The task
A copy is needed of each line in the records that has the word "JSON".

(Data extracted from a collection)
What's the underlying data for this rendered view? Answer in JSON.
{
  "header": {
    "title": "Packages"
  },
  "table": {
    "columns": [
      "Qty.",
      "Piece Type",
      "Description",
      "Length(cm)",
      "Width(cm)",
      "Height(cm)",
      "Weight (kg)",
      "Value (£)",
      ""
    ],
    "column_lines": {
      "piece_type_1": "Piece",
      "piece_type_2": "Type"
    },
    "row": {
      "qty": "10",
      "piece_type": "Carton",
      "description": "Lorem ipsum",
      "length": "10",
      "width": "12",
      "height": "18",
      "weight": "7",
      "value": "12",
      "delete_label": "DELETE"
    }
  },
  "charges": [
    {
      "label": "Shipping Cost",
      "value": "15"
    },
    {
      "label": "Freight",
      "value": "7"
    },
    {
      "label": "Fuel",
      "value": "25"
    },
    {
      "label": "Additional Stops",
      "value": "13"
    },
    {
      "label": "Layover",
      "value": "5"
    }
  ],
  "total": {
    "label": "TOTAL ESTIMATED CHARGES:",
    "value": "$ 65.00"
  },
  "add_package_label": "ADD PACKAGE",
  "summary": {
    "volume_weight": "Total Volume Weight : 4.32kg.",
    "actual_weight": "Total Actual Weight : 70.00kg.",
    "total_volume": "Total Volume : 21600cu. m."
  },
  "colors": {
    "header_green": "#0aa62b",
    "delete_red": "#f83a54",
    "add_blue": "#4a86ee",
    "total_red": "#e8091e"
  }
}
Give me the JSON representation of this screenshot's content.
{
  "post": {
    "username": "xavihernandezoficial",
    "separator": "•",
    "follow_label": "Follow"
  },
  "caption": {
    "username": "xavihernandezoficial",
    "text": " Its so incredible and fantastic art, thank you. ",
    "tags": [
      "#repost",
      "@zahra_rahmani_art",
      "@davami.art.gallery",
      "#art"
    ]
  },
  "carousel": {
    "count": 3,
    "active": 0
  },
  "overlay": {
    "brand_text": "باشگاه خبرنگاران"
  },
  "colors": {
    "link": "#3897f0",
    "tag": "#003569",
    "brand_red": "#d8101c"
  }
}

Reply
What's the underlying data for this rendered view? Answer in JSON.
Give me the JSON representation of this screenshot's content.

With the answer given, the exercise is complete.